---------- TASK MATERIAL ----------

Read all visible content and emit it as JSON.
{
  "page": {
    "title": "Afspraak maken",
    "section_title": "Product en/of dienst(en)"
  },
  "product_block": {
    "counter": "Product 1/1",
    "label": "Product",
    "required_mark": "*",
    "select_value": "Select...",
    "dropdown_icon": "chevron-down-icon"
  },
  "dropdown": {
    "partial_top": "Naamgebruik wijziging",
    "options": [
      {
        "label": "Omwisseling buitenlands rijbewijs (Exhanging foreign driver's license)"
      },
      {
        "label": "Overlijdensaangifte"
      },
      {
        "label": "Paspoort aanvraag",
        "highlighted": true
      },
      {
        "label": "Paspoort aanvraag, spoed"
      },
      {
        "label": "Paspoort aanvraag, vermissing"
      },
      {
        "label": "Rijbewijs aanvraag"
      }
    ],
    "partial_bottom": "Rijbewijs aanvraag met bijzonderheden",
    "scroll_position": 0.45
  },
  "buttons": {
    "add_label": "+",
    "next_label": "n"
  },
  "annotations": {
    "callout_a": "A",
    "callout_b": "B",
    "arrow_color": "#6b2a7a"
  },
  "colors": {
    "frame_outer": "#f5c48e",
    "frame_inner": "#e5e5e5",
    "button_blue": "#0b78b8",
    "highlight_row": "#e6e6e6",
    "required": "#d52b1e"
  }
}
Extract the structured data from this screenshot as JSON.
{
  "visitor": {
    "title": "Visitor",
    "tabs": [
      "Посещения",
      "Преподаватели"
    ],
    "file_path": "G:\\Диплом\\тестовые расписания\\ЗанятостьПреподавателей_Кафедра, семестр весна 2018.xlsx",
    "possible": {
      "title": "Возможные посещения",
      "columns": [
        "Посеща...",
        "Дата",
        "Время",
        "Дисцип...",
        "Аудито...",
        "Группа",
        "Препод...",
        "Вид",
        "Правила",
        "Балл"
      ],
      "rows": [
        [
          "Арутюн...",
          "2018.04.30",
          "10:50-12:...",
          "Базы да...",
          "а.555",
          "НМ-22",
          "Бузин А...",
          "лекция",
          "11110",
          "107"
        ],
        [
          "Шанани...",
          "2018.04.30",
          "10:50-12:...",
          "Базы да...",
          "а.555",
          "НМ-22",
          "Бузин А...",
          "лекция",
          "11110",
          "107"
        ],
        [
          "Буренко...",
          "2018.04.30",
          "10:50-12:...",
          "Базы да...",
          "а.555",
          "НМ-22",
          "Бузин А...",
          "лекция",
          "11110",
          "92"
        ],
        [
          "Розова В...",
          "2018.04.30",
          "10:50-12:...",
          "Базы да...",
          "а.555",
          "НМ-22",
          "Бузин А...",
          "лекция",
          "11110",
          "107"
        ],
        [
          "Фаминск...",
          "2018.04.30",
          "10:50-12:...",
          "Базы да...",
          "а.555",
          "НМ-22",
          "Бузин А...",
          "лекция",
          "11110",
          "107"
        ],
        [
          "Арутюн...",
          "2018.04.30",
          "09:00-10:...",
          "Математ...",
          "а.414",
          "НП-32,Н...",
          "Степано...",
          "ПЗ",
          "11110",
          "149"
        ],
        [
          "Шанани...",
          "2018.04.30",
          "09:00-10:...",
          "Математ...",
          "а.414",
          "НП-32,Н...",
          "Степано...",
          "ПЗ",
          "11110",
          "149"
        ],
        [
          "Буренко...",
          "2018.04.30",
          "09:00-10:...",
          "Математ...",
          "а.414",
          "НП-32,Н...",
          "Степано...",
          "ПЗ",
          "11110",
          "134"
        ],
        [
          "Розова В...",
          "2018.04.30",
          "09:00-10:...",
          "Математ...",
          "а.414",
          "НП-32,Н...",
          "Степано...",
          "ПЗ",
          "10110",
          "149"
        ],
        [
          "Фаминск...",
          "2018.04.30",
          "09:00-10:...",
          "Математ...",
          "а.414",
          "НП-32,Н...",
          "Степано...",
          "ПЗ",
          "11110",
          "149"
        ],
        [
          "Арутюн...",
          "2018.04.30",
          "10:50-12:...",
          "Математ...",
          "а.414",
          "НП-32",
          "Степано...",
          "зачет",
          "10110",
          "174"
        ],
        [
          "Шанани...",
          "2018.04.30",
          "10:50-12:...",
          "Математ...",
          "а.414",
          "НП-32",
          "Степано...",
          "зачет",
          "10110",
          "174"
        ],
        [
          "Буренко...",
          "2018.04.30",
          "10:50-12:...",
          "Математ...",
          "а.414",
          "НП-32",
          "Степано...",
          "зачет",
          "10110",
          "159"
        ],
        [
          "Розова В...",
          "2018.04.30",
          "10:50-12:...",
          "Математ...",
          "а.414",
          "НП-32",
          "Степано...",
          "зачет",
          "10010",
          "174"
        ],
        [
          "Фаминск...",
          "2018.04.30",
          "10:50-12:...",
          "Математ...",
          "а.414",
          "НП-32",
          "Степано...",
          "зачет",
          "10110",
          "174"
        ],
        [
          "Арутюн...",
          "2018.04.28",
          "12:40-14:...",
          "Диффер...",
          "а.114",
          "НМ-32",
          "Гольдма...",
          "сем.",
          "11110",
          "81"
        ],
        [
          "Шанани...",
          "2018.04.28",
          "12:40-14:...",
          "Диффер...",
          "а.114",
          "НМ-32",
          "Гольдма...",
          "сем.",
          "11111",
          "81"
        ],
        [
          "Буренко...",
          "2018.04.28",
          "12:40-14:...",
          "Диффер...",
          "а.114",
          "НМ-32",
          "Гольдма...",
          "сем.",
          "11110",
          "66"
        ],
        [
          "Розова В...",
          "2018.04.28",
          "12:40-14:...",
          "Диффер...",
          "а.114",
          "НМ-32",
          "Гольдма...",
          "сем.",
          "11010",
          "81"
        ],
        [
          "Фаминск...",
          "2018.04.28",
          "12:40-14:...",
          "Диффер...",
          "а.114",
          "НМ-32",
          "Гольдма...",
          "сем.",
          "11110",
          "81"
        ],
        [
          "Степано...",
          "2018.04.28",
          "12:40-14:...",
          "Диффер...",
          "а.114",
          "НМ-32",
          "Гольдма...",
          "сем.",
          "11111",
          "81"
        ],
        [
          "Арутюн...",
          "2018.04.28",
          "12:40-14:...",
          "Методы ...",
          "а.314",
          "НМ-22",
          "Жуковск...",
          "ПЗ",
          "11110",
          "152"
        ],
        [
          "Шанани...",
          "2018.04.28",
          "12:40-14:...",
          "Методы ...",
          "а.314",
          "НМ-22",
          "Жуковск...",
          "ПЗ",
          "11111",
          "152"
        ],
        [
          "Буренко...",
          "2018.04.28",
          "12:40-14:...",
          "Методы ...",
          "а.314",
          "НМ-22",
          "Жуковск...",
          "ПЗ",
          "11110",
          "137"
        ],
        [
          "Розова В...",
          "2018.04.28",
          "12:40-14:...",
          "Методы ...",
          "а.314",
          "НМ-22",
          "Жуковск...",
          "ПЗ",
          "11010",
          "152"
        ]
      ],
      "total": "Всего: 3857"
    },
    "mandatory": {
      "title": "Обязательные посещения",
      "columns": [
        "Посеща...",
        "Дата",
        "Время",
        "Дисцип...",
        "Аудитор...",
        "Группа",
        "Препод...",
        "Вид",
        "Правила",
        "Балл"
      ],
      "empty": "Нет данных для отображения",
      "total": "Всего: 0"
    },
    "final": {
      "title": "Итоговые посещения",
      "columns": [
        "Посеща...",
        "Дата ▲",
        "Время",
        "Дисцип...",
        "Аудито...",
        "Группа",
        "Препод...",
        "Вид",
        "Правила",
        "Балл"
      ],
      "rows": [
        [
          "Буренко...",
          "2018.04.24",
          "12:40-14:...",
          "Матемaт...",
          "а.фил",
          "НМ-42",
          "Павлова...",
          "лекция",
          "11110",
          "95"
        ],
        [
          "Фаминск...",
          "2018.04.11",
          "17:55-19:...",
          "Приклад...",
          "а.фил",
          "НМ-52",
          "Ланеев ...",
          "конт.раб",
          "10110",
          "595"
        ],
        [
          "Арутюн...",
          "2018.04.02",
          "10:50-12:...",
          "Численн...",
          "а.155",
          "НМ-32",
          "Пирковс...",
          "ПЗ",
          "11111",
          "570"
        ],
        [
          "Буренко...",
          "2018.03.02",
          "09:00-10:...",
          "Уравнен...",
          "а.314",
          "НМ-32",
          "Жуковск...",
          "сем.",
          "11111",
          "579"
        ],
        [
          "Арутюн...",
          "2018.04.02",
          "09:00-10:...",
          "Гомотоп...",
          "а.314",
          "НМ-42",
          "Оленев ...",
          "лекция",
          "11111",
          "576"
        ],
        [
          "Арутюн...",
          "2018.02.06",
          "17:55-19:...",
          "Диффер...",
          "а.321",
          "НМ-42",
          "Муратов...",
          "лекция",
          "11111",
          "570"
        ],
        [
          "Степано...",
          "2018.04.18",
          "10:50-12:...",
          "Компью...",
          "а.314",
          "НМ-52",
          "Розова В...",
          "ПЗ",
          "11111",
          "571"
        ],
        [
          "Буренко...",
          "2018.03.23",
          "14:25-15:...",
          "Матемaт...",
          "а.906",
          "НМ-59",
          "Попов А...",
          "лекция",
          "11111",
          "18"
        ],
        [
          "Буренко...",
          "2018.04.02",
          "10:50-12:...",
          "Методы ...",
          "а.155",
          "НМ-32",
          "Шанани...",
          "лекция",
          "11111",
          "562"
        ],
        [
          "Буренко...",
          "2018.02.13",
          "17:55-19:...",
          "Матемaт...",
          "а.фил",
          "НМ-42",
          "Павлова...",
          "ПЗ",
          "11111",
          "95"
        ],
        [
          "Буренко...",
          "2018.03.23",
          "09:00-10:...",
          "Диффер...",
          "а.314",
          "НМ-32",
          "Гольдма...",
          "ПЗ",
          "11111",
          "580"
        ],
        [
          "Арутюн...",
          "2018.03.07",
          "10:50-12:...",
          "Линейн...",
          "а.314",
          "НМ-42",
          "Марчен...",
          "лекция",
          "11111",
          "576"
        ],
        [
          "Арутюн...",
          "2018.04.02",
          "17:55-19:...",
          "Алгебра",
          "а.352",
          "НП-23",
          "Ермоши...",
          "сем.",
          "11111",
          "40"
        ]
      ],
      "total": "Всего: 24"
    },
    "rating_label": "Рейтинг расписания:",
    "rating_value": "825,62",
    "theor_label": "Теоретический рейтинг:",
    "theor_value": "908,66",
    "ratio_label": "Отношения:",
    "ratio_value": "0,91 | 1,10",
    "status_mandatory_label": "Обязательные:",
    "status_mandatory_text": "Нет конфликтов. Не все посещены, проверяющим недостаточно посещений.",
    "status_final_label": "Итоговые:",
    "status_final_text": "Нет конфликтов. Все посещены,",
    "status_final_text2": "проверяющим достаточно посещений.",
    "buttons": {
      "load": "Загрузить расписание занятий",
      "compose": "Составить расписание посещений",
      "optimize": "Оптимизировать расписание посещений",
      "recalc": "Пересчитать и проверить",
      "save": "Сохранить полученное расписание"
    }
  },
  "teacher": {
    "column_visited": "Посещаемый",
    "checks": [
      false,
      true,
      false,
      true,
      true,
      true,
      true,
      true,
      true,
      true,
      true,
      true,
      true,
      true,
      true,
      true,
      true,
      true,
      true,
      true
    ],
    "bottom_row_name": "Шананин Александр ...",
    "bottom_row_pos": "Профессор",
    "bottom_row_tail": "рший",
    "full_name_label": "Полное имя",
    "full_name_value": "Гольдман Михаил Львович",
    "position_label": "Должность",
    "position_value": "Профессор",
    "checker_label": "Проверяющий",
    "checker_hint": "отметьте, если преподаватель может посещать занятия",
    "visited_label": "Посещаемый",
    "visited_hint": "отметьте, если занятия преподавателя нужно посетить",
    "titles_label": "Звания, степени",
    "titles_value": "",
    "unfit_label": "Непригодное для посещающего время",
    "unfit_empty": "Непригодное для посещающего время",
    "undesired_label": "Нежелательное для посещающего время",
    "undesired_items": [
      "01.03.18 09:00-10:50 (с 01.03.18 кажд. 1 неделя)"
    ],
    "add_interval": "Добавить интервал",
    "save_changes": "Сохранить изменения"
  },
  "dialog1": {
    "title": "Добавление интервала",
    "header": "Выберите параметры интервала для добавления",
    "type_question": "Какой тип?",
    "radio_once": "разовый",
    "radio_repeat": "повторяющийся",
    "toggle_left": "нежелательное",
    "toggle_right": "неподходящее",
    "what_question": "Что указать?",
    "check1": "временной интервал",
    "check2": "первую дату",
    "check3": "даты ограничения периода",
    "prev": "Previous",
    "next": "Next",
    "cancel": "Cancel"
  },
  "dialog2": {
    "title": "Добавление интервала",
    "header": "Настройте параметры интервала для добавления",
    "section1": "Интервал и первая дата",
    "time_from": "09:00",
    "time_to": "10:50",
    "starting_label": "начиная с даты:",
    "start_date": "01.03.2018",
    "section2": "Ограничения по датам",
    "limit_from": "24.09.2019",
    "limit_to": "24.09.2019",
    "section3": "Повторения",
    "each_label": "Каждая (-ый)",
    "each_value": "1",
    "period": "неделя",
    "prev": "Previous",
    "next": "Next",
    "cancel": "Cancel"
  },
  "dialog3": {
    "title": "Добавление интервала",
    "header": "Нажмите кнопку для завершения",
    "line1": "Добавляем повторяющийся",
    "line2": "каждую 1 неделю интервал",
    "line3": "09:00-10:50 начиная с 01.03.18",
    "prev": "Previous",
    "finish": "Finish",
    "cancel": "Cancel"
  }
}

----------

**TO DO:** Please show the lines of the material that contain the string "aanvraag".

**EXPECTED OUTPUT:**
        "label": "Paspoort aanvraag",
        "label": "Paspoort aanvraag, spoed"
        "label": "Paspoort aanvraag, vermissing"
        "label": "Rijbewijs aanvraag"
    "partial_bottom": "Rijbewijs aanvraag met bijzonderheden",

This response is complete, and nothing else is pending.